Culinary Chef of Boys Town

By Chef Brian Young, Boys Town Culinary Program

This fall, something sweet is stirring inside Boys Town's Career Readiness Center. Twenty-one aspiring chefs are mixing, mashing, simmering and steaming their way toward potential culinary careers.

After a decades-long absence, culinary arts is back and proving to be as popular as apple pie.

The Intro to Culinary Arts class is at capacity, filled with seniors who, after graduating from Boys Town next spring, can continue their culinary education in college or transition directly into the workforce. Either option is viable thanks to Boys Town's Trade Life Program, which offers graduates financial and independent living support as they pursue employment or continued education in vocational trades ranging from auto mechanics to health occupations.

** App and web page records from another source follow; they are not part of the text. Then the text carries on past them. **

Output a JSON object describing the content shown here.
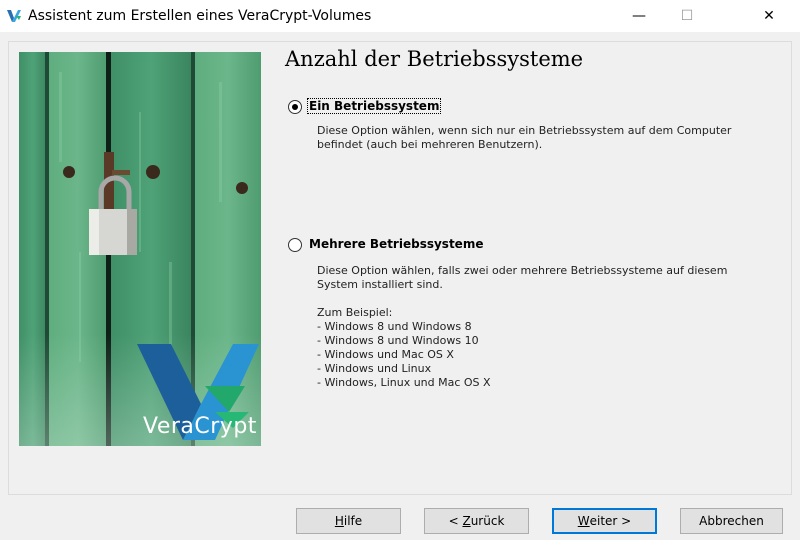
{
  "window": {
    "title": "Assistent zum Erstellen eines VeraCrypt-Volumes"
  },
  "controls": {
    "minimize": "—",
    "maximize": "☐",
    "close": "✕"
  },
  "brand": {
    "logo_text": "VeraCrypt",
    "accent": "#1f8fd0"
  },
  "page": {
    "heading": "Anzahl der Betriebssysteme"
  },
  "options": [
    {
      "label": "Ein Betriebssystem",
      "selected": true,
      "description": [
        "Diese Option wählen, wenn sich nur ein Betriebssystem auf dem Computer",
        "befindet (auch bei mehreren Benutzern)."
      ]
    },
    {
      "label": "Mehrere Betriebssysteme",
      "selected": false,
      "description": [
        "Diese Option wählen, falls zwei oder mehrere Betriebssysteme auf diesem",
        "System installiert sind.",
        "",
        "Zum Beispiel:",
        "- Windows 8 und Windows 8",
        "- Windows 8 und Windows 10",
        "- Windows und Mac OS X",
        "- Windows und Linux",
        "- Windows, Linux und Mac OS X"
      ]
    }
  ],
  "buttons": {
    "help": {
      "before": "",
      "accel": "H",
      "after": "ilfe"
    },
    "back": {
      "before": "< ",
      "accel": "Z",
      "after": "urück"
    },
    "next": {
      "before": "",
      "accel": "W",
      "after": "eiter >"
    },
    "cancel": "Abbrechen"
  }
}
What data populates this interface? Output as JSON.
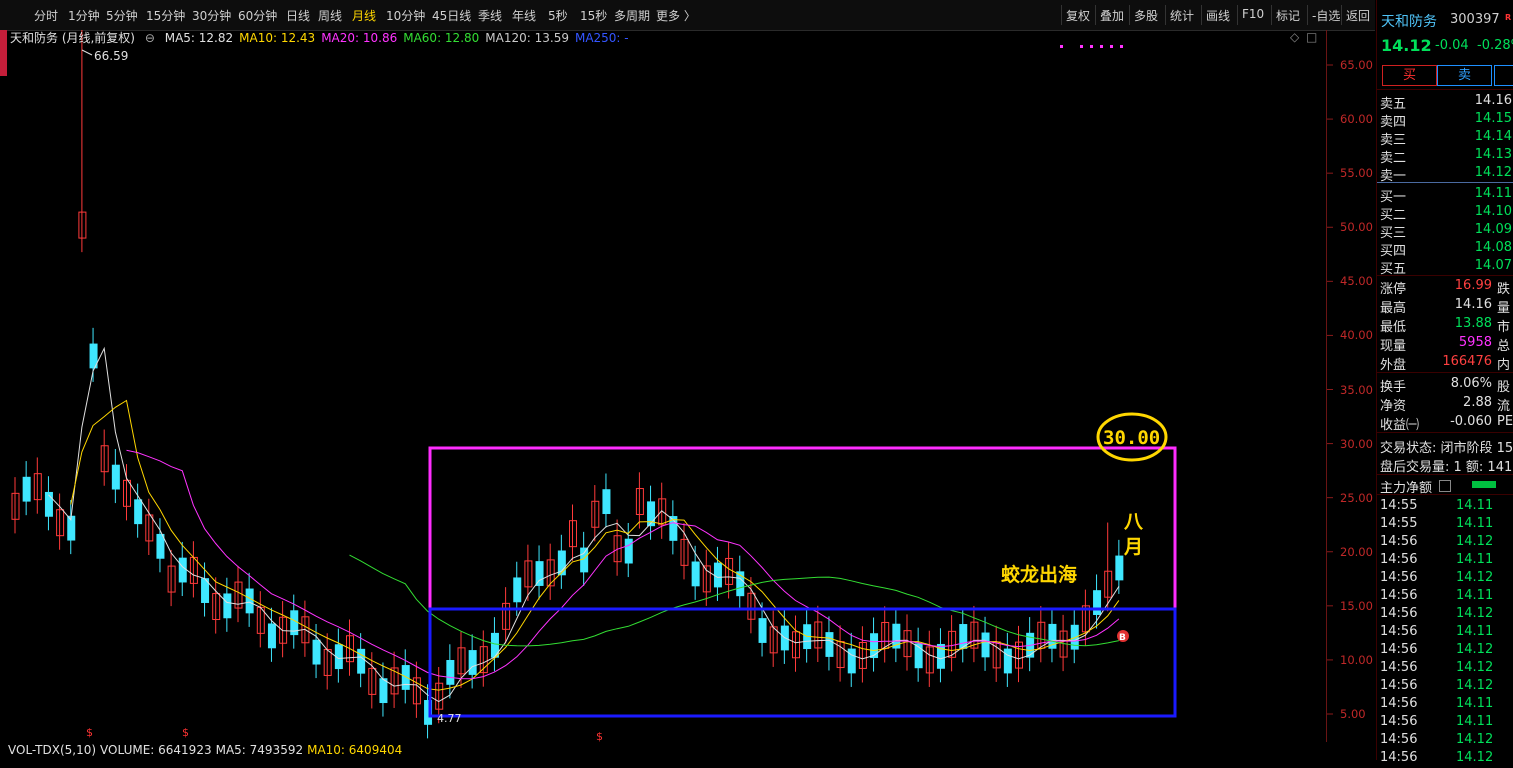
{
  "toolbar": {
    "periods": [
      "分时",
      "1分钟",
      "5分钟",
      "15分钟",
      "30分钟",
      "60分钟",
      "日线",
      "周线",
      "月线",
      "10分钟",
      "45日线",
      "季线",
      "年线",
      "5秒",
      "15秒",
      "多周期",
      "更多 〉"
    ],
    "active_period": "月线",
    "right": [
      "复权",
      "叠加",
      "多股",
      "统计",
      "画线",
      "F10",
      "标记",
      "-自选",
      "返回"
    ]
  },
  "chart": {
    "stock_label": "天和防务 (月线,前复权)",
    "ma": [
      {
        "label": "MA5: 12.82",
        "color": "#e0e0e0"
      },
      {
        "label": "MA10: 12.43",
        "color": "#ffd700"
      },
      {
        "label": "MA20: 10.86",
        "color": "#ff33ff"
      },
      {
        "label": "MA60: 12.80",
        "color": "#33dd33"
      },
      {
        "label": "MA120: 13.59",
        "color": "#c8c8c8"
      },
      {
        "label": "MA250: -",
        "color": "#3355ff"
      }
    ],
    "high_mark": "66.59",
    "low_mark": "4.77",
    "y_ticks": [
      "65.00",
      "60.00",
      "55.00",
      "50.00",
      "45.00",
      "40.00",
      "35.00",
      "30.00",
      "25.00",
      "20.00",
      "15.00",
      "10.00",
      "5.00"
    ],
    "annot_price": "30.00",
    "annot_month": [
      "八",
      "月"
    ],
    "annot_phrase": "蛟龙出海",
    "buy_marker": "B",
    "s_marker": "$"
  },
  "volume": {
    "items": [
      {
        "label": "VOL-TDX(5,10)",
        "color": "#e0e0e0"
      },
      {
        "label": "VOLUME: 6641923",
        "color": "#e0e0e0"
      },
      {
        "label": "MA5: 7493592",
        "color": "#e0e0e0"
      },
      {
        "label": "MA10: 6409404",
        "color": "#ffd700"
      }
    ]
  },
  "panel": {
    "name": "天和防务",
    "code": "300397",
    "tag": "R",
    "price": "14.12",
    "change": "-0.04",
    "change_pct": "-0.28%",
    "buy_btn": "买",
    "sell_btn": "卖",
    "asks": [
      {
        "label": "卖五",
        "price": "14.16",
        "color": "#e0e0e0"
      },
      {
        "label": "卖四",
        "price": "14.15",
        "color": "#00e05a"
      },
      {
        "label": "卖三",
        "price": "14.14",
        "color": "#00e05a"
      },
      {
        "label": "卖二",
        "price": "14.13",
        "color": "#00e05a"
      },
      {
        "label": "卖一",
        "price": "14.12",
        "color": "#00e05a"
      }
    ],
    "bids": [
      {
        "label": "买一",
        "price": "14.11",
        "color": "#00e05a"
      },
      {
        "label": "买二",
        "price": "14.10",
        "color": "#00e05a"
      },
      {
        "label": "买三",
        "price": "14.09",
        "color": "#00e05a"
      },
      {
        "label": "买四",
        "price": "14.08",
        "color": "#00e05a"
      },
      {
        "label": "买五",
        "price": "14.07",
        "color": "#00e05a"
      }
    ],
    "stats": [
      {
        "label": "涨停",
        "value": "16.99",
        "color": "#ff4040",
        "ext": "跌"
      },
      {
        "label": "最高",
        "value": "14.16",
        "color": "#e0e0e0",
        "ext": "量"
      },
      {
        "label": "最低",
        "value": "13.88",
        "color": "#00e05a",
        "ext": "市"
      },
      {
        "label": "现量",
        "value": "5958",
        "color": "#ff33ff",
        "ext": "总"
      },
      {
        "label": "外盘",
        "value": "166476",
        "color": "#ff4040",
        "ext": "内"
      }
    ],
    "stats2": [
      {
        "label": "换手",
        "value": "8.06%",
        "color": "#e0e0e0",
        "ext": "股"
      },
      {
        "label": "净资",
        "value": "2.88",
        "color": "#e0e0e0",
        "ext": "流"
      },
      {
        "label": "收益㈠",
        "value": "-0.060",
        "color": "#e0e0e0",
        "ext": "PE"
      }
    ],
    "trade_state": "交易状态: 闭市阶段 15",
    "after_hours": "盘后交易量: 1  额: 141",
    "main_flow": "主力净额",
    "ticks": [
      {
        "time": "14:55",
        "price": "14.11"
      },
      {
        "time": "14:55",
        "price": "14.11"
      },
      {
        "time": "14:56",
        "price": "14.12"
      },
      {
        "time": "14:56",
        "price": "14.11"
      },
      {
        "time": "14:56",
        "price": "14.12"
      },
      {
        "time": "14:56",
        "price": "14.11"
      },
      {
        "time": "14:56",
        "price": "14.12"
      },
      {
        "time": "14:56",
        "price": "14.11"
      },
      {
        "time": "14:56",
        "price": "14.12"
      },
      {
        "time": "14:56",
        "price": "14.12"
      },
      {
        "time": "14:56",
        "price": "14.12"
      },
      {
        "time": "14:56",
        "price": "14.11"
      },
      {
        "time": "14:56",
        "price": "14.11"
      },
      {
        "time": "14:56",
        "price": "14.12"
      },
      {
        "time": "14:56",
        "price": "14.12"
      }
    ]
  }
}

As for Boys Town's would-be Wolfgang Pucks and Julia Childs, much must be learned before they become chefs de cuisine, from basic kitchen terminology (Mise en place means what?) to safety (Oven mitts are your friend!) to sanitation (Wash! Lather! Rinse! Repeat!).

That's why the course begins in the classroom, not in the kitchen.

Cleaning, Cutting and Cooking

Students start by learning the ins-and-outs of cleanliness, including how to sanitize cookware and equipment, and how to properly handle and store food to avoid cross contamination and bacteria. They also study personal hygiene. This foundational information will prepare them, if they choose, to earn an accredited certificate in food safety, providing a leg up in their careers.

In addition, significant classroom time focuses on a chef's most essential—and dangerous—tool, the knife. Before brandishing the real thing, students practice with plastic lettuce knives. They learn how to properly grip and maneuver safely around others with knife in hand. Cutting, chopping, sharpening and other related skills are a point of emphasis because knowing how to handle a knife makes a chef more efficient while making food more uniform and visually elegant. 

Modern Appliances

Once the etiquette, terminology and safety procedures are understood, students transition to a modern kitchen. Thanks to generous donors, students have access to a full complement of culinary equipment—six-burner stove; flat top grill; convection oven; deck oven; three-door reach-in cooler and freezer; three-compartment sink; stainless steel wire racks; and dish machines and handwashing stations.

There's even a dining space where students can practice "front of the house skills," such as positioning tables and greeting customers. 

All these tools of the trade get heavy use as students practice various cooking methods, from baking and broiling to braising and sautéing. This hands-on experience mirrors that of a college culinary course, and the goal is to make this a dual enrollment/dual credit course with Boys Town's academic partner, Metro Community College. (A second-level class is planned for the spring semester, so students can try their hand at meat cutting and sauce making, too!)    

A Rich History

Boys Town has a long, rich history of culinary education.

During the Home's earliest days, boys helped the nuns prepare daily meals. When the Career Center was built in the 1940s, an official culinary arts program began. Hundreds of youth went through the program, which involved running a small restaurant on site. Boys made wedding cakes and other pastries for staff, and they catered the annual volunteers' luncheon.

The possibility of running an on-site restaurant may be an option in the future but, for now, today's students are simply excited to make their favorite foods (like mac-n-cheese!) and turn their culinary passions into satisfying careers.

Chef Brian Young is the Culinary Arts instructor. Before joining Boys Town, Brian was an adjunct professor at Metro Community College in Omaha. His culinary career has included stops at famed eateries in New York, Aspen and Napa, and a stint working for legendary chef Thomas Keller.